Skip to main content Skip to navigation

Advantage Magazine – Spring 2021

Header image for article

Advantage Magazine – Spring 2021

Download the magazine
Download

Welcome to the Spring issue of Advantage Magazine…

In this issue...

In vaccines we trust?
Monica Martinez-Bravo and Andreas Stegmann

The ties that bind: How contact with other regions can strengthen feelings of national identity
Manuel Bagues and Christopher Roth

An early influencer? How Martin Luther's network helped him make the Protestant Reformation a success
Sascha O. Becker and Jared Rubin

Putting people's welfare first: A new experimental approach to help Syrian refugees find jobs in Jordan
Stefano Caria

Essay Competition Winner: Summary of Mark Harrison’s ‘Contracting for counterintelligence'
Julia Tattersall

Parting shot
Mirko Draca

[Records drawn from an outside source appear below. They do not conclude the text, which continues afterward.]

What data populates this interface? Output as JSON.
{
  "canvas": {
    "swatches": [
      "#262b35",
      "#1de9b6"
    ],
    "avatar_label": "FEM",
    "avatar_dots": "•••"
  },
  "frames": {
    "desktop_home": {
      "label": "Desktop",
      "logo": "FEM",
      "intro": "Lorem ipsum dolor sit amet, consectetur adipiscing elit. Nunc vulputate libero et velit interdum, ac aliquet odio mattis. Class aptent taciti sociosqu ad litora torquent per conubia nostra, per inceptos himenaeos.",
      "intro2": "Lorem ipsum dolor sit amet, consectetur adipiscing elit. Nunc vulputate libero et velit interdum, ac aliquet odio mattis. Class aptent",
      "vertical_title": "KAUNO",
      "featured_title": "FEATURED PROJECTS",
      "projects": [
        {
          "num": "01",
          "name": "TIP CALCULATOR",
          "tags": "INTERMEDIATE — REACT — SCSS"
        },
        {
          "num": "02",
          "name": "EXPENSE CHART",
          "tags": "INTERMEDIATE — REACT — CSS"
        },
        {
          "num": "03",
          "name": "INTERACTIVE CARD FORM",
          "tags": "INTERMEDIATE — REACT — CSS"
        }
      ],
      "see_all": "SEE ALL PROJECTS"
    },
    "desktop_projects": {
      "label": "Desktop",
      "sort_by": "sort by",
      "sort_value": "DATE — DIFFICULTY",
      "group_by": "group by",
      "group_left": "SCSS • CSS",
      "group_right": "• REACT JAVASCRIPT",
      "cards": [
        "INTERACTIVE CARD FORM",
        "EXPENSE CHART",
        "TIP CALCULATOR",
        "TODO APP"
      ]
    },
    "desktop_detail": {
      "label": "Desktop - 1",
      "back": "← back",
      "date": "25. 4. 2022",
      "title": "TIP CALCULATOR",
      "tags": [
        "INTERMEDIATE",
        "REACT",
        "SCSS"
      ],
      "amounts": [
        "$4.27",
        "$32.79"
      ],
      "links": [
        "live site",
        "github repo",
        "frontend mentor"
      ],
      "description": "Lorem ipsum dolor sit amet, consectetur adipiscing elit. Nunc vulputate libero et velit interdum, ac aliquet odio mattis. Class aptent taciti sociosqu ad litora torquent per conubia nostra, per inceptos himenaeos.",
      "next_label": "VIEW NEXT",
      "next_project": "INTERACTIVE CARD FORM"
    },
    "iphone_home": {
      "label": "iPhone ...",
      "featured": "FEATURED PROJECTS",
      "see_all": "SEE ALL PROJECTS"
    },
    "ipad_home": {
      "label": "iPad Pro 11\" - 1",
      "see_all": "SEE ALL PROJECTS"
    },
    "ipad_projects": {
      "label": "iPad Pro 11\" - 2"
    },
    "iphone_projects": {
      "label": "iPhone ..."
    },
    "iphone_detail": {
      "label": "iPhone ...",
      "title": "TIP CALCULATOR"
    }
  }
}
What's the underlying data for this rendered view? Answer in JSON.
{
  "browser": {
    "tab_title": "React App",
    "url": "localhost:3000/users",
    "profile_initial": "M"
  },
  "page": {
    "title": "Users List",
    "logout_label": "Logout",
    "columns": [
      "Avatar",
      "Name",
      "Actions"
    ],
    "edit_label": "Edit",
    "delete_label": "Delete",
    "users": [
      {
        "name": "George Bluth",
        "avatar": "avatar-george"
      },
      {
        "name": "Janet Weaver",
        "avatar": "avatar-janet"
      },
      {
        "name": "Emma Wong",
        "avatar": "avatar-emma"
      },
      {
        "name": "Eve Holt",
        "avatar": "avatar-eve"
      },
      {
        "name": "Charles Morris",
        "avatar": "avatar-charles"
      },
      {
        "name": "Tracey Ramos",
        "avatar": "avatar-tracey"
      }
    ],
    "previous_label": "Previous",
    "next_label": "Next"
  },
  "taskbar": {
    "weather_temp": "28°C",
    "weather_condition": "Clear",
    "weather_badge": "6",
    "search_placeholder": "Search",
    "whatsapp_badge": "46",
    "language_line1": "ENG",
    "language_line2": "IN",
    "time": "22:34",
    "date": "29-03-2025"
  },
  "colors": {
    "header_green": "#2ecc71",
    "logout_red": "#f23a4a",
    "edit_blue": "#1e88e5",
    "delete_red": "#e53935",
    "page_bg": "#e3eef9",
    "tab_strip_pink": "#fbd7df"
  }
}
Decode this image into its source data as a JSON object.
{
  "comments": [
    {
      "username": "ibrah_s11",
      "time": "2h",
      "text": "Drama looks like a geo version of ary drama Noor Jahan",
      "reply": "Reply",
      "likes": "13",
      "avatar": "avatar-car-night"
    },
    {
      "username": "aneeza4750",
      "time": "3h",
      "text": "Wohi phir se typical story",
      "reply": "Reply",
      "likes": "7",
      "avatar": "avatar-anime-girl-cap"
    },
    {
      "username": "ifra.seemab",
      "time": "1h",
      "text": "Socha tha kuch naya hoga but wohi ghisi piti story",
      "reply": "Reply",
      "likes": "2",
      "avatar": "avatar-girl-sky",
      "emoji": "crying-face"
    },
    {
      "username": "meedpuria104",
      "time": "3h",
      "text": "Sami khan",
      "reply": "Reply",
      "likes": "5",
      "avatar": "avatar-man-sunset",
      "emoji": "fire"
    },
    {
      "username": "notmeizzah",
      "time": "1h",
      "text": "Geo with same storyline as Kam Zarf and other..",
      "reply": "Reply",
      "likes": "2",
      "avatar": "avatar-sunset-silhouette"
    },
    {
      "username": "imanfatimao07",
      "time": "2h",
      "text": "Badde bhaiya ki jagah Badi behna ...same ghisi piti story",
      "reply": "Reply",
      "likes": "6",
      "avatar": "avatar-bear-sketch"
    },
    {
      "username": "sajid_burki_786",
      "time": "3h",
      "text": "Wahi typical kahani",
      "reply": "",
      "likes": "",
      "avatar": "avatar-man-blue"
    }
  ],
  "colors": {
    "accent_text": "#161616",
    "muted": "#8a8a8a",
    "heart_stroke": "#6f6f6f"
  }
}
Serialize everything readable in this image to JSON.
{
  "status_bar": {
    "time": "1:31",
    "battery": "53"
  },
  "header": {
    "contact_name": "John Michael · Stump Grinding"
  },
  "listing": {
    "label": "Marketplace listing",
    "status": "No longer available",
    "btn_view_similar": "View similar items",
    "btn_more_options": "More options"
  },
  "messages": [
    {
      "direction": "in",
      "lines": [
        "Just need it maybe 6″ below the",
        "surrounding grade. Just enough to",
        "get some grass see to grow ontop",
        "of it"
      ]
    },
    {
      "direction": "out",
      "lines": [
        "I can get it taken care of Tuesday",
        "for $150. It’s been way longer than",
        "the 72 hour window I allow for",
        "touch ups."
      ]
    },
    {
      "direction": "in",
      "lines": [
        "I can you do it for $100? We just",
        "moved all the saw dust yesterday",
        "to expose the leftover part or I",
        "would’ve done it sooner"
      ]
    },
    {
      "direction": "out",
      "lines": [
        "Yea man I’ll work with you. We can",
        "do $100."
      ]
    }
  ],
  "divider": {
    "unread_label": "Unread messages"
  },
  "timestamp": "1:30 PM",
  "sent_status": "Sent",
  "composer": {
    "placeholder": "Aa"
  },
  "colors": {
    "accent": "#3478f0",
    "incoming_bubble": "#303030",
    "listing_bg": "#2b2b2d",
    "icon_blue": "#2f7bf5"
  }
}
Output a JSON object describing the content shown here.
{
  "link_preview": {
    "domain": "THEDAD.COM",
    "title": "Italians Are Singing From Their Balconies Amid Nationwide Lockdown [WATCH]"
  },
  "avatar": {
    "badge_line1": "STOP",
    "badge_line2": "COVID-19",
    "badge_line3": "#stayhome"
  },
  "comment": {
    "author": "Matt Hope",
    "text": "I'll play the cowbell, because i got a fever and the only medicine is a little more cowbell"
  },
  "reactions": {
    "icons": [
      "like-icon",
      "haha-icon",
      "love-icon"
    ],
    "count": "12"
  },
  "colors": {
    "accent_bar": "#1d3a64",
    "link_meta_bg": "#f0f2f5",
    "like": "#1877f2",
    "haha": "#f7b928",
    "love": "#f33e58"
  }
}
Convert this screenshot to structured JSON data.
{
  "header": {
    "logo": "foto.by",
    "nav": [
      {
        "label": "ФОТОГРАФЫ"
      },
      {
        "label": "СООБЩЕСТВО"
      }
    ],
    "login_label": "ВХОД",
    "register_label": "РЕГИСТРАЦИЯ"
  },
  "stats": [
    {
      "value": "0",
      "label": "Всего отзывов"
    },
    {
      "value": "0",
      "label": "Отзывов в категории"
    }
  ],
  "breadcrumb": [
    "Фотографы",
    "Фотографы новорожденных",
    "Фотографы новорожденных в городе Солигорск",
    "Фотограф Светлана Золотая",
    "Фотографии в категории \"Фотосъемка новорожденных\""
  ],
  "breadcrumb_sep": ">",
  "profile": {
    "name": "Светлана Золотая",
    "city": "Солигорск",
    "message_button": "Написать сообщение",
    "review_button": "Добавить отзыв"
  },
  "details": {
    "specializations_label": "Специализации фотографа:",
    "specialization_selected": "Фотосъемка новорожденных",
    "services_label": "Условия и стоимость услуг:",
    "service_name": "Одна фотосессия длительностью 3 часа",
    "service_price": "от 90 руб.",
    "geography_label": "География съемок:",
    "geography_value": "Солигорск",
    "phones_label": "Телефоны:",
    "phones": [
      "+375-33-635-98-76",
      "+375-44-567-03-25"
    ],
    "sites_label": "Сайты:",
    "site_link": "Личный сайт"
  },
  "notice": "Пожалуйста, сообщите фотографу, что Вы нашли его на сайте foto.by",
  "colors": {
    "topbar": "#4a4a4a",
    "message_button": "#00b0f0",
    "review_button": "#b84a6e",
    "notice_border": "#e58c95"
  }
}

The articles in this issue showcase CAGE’s policy-driven economics at its best. While each project featured has taken advantage of data opportunities in very specific geographical or historical contexts, the findings and insights drawn from the data have a much wider relevance.

Our cover story analyses the aftermath of the shocking revelation in 2011 that the CIA undertook a fake vaccination programme to hunt for Osama bin Laden in Pakistan. The revelation and ensuing anti-vaccination propaganda campaign by the Taliban provided a unique opportunity to understand how anti-vaccination sentiment affects the uptake of vaccinations. Monica Martinez-Bravo’s and Andreas Stegmann’s findings are particularly meaningful in the context of the current COVID-19 vaccination drive.

Next, we move to Spain, where Manuel Bagues and Christopher Roth take advantage of a natural experiment – the Spanish lottery for military conscription – to understand how interregional contact affects sentiments of cultural cohesion and national identity (very pertinent for the UK at the moment). Then on to Germany during the Protestant Reformation: Sascha O. Becker and Jared Rubin consider the effects of Martin Luther's networks on the spread of Protestantism, revealing details about information flows and the spread of ideas that can tell us much about human interaction today. Finally, we move to Jordan, where Stefano Caria has tested out a new algorithm proposed as a modification to the randomised controlled trial – which enables larger numbers of participants to benefit from the policy schemes being tested.

In this issue we’re also delighted to include the CAGE Essay Prize Winner 2020, Julia Tattersall. Her summary of Mark Harrison’s paper on KGB methods in Lithuania during the Cold War is beautifully crafted and a really engaging read.

At a time when our social spheres have changed considerably, these articles offer intriguing insights into the power of human interaction, social networks and the way in which we assimilate – and act on – information. We hope you enjoy the issue.

Stephanie Seavers, Editor